The daily routine in the Chancellery, or at the Russian Embassy where some of the other strands meet (the military certainly meet there, we are not sure where the diplomatic group meets, it may be in one of the many government buildings in Unter den Linden) is very regular and fixed. The day starts at eight sharp in the same room of the Chancellery we started in with a brief (fifteen to twenty minutes at most) meeting of all groups recapitulating the day tasks, and stating progress made expressed as percentages of the whole work programme. The start of the conference proper is still a month away.
Early morning the four of us ride to a gym nearby and we exercise for an hour, followed by a simple breakfast on the Potsdamer Platz. Jane then leaves us to ride back and work in the flat, chiefly on the phone to her many correspondents through the world, and preparing the next show. She goes out to run for a couple of hours in Templehof most days. Melissa and me then leave Julian and we join our respective groups. The day finishes at five with a short break for lunch.
A pattern clearly appeared in the environment work group a few days after we started. The group was provided with an impressive library of films, documents, videos, interviews and other material and the first task was to draw up a list of the most pressing priorities on climatic changes or suspected changes. The next step, where we are now, is to identify the obstacles to a comprehensive world wide agreement on policy making. In other terms we are trying to plan a redo of Kyoto. This time procrastination is no option.
Katsumi, who turns out to be from a wealthy Chinese-Japanese family from Northern China, holds several PhD’s from Asian and US universities as well as a doctorate in medicine from Tokyo University. With us she wears the most sober and yet exquisite traditional Chinese clothes. Her agenda is clear: to obtain agreement from the participants on an agenda for a follow up treaty on carbon and other environmental issues. Water is also part of this picture. This will become part of the decisions of the conference.
Julian is less clear than we are on the direction taken by his group. However he knows from informal contacts with other participants that Gabrielle is looking for a proposal on demographics and the role of women in the new order. Some participants have strong views as to what this should be. Julian thinks that Gabrielle won’t reveal the real aim of the group for some time. The UN general secretary is rumoured to be here for most the conference once it starts.

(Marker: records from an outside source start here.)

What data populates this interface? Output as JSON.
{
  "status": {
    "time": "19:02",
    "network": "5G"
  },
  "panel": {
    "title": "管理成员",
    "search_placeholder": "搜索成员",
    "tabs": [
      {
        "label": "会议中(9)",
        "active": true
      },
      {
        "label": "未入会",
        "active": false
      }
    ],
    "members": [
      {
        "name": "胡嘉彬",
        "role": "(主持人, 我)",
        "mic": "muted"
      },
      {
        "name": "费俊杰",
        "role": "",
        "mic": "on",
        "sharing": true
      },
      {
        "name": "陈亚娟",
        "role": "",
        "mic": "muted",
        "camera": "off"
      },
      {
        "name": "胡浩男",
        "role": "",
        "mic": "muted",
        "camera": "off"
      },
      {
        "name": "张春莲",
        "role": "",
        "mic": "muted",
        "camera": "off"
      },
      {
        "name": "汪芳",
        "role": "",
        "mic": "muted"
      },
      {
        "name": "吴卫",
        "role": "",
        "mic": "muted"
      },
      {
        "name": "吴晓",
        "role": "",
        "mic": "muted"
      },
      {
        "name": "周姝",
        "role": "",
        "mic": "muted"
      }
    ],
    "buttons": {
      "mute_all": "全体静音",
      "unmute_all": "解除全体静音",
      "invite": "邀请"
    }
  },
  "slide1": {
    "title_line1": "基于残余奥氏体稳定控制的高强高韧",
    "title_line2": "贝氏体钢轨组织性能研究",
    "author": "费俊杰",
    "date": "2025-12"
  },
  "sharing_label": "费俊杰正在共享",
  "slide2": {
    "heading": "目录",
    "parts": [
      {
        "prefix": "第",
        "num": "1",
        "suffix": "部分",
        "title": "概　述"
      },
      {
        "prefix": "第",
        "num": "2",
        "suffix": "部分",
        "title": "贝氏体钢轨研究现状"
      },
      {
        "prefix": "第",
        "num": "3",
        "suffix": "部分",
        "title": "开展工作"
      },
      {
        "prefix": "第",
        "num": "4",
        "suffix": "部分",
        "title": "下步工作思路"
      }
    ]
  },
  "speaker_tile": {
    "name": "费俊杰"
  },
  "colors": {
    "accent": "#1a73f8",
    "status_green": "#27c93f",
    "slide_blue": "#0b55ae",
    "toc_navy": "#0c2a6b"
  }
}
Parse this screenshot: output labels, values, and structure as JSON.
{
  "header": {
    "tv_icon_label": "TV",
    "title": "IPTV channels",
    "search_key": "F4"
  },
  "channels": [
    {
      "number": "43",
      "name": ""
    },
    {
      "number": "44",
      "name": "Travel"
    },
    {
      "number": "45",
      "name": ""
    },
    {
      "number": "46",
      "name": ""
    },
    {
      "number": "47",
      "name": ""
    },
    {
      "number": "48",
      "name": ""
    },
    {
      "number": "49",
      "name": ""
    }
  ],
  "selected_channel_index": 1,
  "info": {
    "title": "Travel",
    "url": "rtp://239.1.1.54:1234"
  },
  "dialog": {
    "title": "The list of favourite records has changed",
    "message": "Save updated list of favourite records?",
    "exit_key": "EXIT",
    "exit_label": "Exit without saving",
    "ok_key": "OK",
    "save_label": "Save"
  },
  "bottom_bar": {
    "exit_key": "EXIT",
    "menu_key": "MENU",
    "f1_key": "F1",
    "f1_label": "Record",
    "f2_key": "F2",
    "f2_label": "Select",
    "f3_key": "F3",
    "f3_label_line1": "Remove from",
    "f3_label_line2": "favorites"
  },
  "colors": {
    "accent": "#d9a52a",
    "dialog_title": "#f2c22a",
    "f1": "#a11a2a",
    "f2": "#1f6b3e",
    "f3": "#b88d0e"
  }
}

And what of our evenings? Since Jane joined us we meet at the Gendarmen Market every afternoon after work. Jane is waiting for us in a little café which has the merit of discretion and old Berlin charm, near the French Dom. There we take stock of the day and decide the programme for the evening: Jane usually comes up with good ideas – there is so much to do in this city – and often too with cinema or theatre tickets! Invariably we ride back to the apartment to change and cuddle. For we have succumbed to a wave of lust, to an irrepressible desire for each other, which has no bound. We have given up any pretence: I, Sarah, and Jane share Melissa, Melissa and me share Julian. The four of us adore each other in a way which has made me forget all our doubts. One thing intrigues me more and more though: the way Melissa has adopted my way of walking, my style, even my clothes, and, dare I say it? My way of making love. Julian is over the moon. So am I.